◆ **Work to complete**
Return every line of the listing that includes the string "date".
——————————
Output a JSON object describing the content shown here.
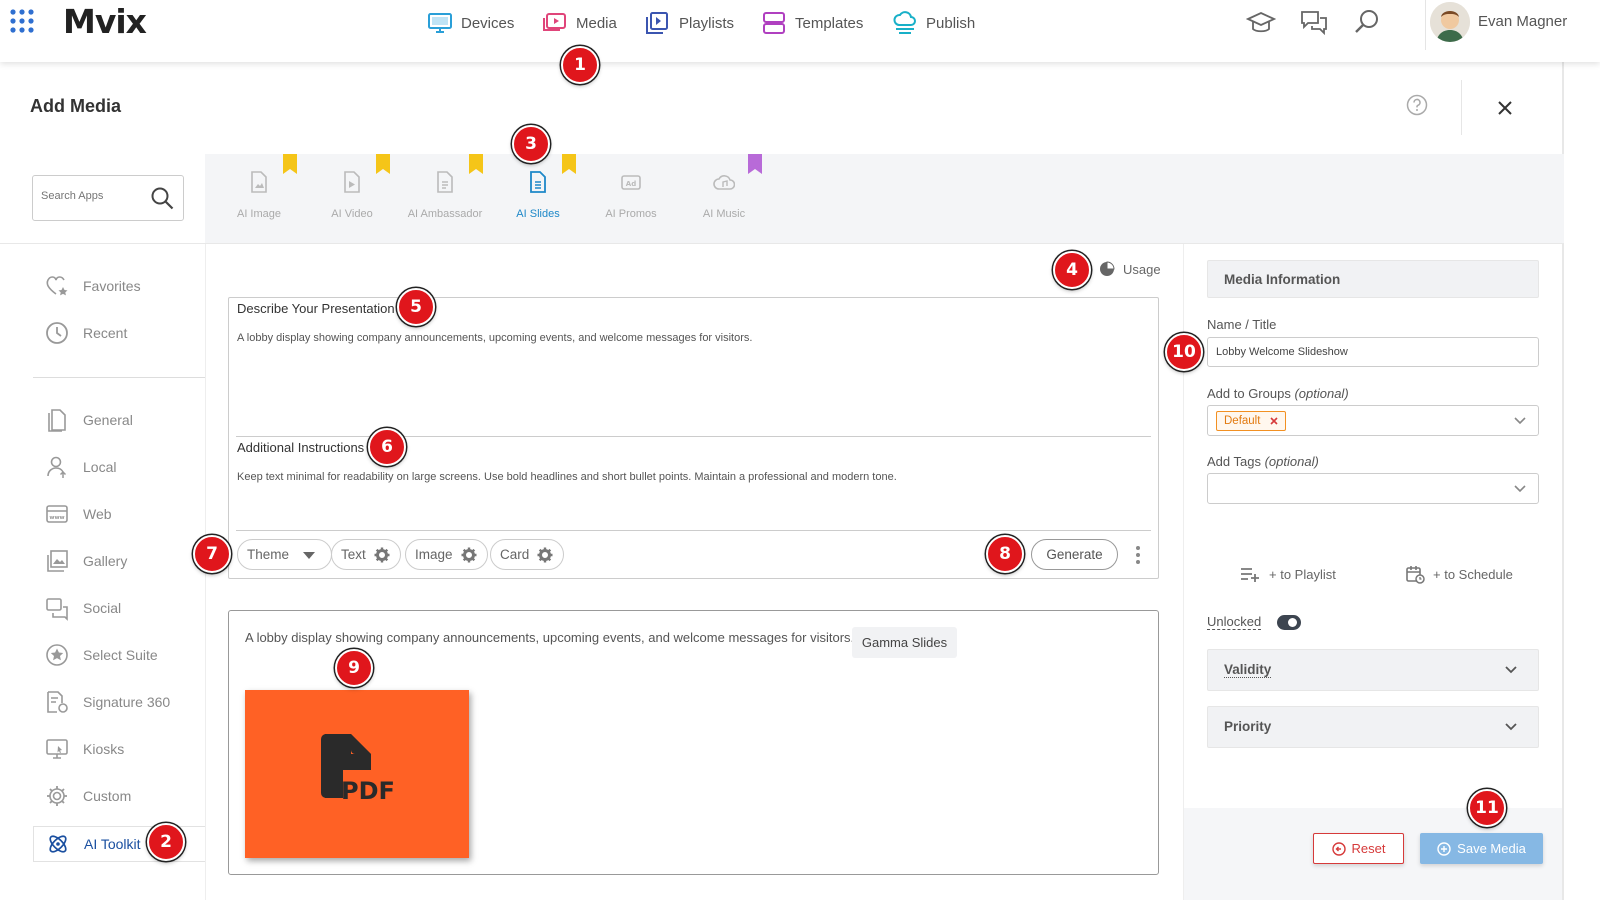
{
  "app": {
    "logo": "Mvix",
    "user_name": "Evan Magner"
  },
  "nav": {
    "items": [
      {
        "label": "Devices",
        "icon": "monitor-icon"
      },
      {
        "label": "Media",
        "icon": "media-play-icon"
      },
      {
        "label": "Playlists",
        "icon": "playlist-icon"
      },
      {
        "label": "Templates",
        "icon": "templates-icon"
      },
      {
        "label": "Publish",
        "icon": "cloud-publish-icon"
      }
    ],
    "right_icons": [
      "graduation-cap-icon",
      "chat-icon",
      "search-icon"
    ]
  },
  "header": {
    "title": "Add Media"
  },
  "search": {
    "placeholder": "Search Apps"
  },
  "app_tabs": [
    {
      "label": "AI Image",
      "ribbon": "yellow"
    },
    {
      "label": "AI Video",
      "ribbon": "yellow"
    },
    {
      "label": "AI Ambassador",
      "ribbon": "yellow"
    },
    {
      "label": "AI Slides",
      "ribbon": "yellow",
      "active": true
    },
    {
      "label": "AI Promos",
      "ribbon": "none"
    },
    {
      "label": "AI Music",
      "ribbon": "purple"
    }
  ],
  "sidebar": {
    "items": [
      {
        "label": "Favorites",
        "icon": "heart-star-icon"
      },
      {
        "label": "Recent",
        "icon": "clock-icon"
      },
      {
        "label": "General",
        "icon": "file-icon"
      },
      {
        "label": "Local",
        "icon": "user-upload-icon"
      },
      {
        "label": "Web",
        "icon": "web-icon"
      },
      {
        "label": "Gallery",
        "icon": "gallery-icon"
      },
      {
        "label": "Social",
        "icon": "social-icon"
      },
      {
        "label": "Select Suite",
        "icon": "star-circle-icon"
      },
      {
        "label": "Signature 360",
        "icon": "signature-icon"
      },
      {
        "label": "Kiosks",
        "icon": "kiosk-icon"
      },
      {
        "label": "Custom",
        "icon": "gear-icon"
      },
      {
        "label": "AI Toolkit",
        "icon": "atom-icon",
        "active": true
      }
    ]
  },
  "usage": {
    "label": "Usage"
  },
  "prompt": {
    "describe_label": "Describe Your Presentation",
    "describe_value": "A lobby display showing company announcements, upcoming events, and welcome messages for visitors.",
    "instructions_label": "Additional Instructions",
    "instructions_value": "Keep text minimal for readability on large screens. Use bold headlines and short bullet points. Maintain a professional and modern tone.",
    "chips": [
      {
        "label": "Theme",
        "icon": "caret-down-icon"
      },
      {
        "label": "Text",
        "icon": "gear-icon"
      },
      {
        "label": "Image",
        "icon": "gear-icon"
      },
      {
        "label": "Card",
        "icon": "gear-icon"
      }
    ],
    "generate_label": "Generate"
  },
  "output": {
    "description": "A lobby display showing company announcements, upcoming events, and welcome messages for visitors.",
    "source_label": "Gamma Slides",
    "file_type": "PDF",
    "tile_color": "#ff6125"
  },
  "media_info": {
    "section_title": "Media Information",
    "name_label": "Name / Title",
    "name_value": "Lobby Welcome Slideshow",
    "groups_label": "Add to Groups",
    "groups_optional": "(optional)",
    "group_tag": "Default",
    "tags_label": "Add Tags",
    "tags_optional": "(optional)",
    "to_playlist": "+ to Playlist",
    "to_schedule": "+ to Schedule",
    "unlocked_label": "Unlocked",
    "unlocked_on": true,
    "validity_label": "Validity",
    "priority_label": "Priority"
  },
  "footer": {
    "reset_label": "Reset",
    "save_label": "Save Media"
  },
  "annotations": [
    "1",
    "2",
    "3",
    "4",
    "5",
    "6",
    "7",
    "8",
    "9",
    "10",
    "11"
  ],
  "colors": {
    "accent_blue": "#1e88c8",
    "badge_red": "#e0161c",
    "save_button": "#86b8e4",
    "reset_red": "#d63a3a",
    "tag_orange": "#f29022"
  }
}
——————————
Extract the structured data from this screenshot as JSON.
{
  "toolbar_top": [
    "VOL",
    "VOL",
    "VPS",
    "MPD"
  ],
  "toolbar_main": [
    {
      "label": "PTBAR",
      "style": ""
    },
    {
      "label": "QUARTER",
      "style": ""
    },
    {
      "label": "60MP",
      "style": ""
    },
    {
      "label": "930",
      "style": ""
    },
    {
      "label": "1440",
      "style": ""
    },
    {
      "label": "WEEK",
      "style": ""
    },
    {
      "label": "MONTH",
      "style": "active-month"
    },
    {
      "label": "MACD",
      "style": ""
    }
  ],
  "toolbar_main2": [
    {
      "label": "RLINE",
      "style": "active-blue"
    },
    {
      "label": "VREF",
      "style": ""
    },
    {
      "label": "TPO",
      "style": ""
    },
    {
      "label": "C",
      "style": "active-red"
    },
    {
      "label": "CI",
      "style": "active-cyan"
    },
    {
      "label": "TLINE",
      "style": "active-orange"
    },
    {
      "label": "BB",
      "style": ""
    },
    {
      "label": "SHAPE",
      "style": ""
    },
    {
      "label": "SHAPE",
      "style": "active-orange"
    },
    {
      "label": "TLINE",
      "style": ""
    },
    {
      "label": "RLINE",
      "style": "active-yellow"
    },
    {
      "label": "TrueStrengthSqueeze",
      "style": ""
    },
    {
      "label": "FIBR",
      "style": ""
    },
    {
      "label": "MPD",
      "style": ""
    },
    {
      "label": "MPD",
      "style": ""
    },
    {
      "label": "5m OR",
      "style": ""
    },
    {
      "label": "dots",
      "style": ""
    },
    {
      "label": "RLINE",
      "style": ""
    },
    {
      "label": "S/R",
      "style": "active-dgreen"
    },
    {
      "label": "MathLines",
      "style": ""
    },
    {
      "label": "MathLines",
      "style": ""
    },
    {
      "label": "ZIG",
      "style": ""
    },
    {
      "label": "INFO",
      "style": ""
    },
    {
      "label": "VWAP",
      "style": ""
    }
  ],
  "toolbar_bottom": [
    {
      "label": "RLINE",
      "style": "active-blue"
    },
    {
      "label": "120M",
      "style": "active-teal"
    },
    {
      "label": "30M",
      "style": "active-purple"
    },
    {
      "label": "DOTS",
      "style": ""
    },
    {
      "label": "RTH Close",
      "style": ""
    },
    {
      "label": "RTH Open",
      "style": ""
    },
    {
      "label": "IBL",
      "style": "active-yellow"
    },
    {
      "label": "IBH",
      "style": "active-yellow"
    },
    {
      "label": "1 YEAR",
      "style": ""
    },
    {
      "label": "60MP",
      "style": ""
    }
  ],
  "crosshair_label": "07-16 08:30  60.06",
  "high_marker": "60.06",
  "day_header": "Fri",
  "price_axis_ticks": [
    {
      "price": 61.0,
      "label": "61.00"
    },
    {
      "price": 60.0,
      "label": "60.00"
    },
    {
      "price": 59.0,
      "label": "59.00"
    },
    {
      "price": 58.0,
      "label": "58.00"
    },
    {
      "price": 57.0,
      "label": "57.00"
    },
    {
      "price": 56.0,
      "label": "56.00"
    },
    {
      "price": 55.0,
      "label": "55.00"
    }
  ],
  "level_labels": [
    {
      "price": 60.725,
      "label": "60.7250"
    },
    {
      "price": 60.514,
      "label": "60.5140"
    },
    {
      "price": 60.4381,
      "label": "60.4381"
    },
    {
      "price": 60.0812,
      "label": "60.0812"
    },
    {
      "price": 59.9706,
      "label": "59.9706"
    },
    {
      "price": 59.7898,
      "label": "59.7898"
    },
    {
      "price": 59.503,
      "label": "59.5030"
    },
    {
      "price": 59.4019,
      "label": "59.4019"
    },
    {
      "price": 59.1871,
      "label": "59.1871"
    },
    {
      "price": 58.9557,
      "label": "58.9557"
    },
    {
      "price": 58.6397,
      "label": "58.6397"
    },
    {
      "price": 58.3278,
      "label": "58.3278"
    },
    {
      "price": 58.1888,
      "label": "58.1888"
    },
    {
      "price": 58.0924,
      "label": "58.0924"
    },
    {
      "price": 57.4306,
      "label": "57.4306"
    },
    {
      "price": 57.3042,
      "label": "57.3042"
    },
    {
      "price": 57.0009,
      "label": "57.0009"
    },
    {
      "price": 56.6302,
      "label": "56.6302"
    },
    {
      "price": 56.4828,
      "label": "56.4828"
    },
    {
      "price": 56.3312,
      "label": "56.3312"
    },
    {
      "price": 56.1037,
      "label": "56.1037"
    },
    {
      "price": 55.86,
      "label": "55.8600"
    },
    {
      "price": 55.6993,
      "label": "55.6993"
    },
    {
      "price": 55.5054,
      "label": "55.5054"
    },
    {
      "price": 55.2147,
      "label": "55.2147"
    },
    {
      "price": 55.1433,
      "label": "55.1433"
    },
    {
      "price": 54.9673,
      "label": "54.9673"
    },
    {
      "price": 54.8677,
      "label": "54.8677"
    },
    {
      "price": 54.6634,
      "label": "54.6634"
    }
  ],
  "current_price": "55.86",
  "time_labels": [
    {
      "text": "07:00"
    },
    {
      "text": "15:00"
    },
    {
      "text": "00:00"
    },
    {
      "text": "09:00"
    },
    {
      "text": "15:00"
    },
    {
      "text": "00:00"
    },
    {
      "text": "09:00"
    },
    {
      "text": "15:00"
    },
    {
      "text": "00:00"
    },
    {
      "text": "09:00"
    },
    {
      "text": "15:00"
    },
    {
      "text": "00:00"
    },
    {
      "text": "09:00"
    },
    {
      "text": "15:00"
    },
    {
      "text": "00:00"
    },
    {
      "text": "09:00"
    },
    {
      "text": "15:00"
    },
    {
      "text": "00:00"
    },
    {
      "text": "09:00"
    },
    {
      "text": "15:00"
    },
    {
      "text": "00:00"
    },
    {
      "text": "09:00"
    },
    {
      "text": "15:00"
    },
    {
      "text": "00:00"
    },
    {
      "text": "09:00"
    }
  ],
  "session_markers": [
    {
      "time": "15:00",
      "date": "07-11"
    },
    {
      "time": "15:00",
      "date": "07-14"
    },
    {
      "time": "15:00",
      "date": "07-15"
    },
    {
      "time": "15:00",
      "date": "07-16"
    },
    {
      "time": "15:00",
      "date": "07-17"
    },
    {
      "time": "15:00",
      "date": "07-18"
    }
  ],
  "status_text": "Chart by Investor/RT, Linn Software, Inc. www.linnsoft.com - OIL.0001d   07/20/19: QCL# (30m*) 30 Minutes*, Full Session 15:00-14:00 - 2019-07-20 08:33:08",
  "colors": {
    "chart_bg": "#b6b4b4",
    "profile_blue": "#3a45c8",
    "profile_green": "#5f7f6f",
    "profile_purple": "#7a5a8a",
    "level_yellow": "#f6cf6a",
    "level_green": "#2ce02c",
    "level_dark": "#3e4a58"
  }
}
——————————
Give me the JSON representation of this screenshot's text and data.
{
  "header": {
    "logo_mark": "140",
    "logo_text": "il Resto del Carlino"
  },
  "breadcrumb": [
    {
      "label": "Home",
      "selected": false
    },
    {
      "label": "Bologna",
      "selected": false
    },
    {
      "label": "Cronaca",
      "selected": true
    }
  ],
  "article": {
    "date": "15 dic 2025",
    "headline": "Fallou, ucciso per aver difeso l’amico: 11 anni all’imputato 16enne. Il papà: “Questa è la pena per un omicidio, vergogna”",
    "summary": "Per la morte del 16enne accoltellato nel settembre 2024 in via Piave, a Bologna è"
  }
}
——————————
◆ **Written response**
      "date": "07-11"
      "date": "07-14"
      "date": "07-15"
      "date": "07-16"
      "date": "07-17"
      "date": "07-18"
    "date": "15 dic 2025",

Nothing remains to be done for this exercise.